The pain in both legs from knees down can be extremely debilitating and make it difficult to walk or stand for long periods of time. The pain may be caused by a variety of things, such as arthritis, nerve damage, or inflammation. Treatment for the pain will vary depending on the underlying cause, but may include pain medication, physical therapy, or surgery.

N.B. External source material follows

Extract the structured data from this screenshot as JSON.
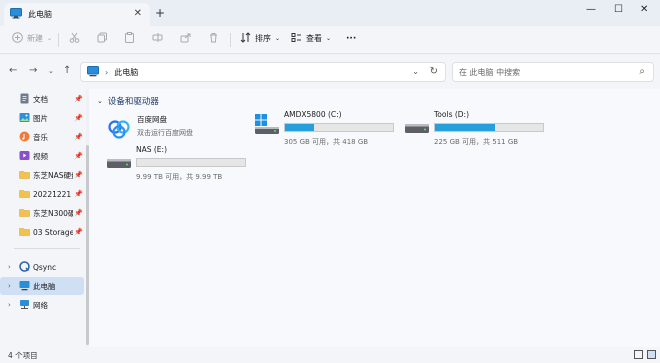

We can aggravate our lower leg muscles on a daily basis, making it susceptible to injury. Lower leg pain is caused by injuries to the muscles, joints, bones, tendons, and ligaments. One or more nerves that travel from the lower spine to the leg are irritated by sciatica. Muscle cramps, as a result of an involuntary contraction of the lower leg muscles, can cause extreme pain. It can be painful for the calf to experience pain as a result of peripheral artery disease . When the leg vein has a blood clot, a deep vein thrombosis is a potentially fatal condition. In the absence of leg veins, there is a chronic venous insufficiency .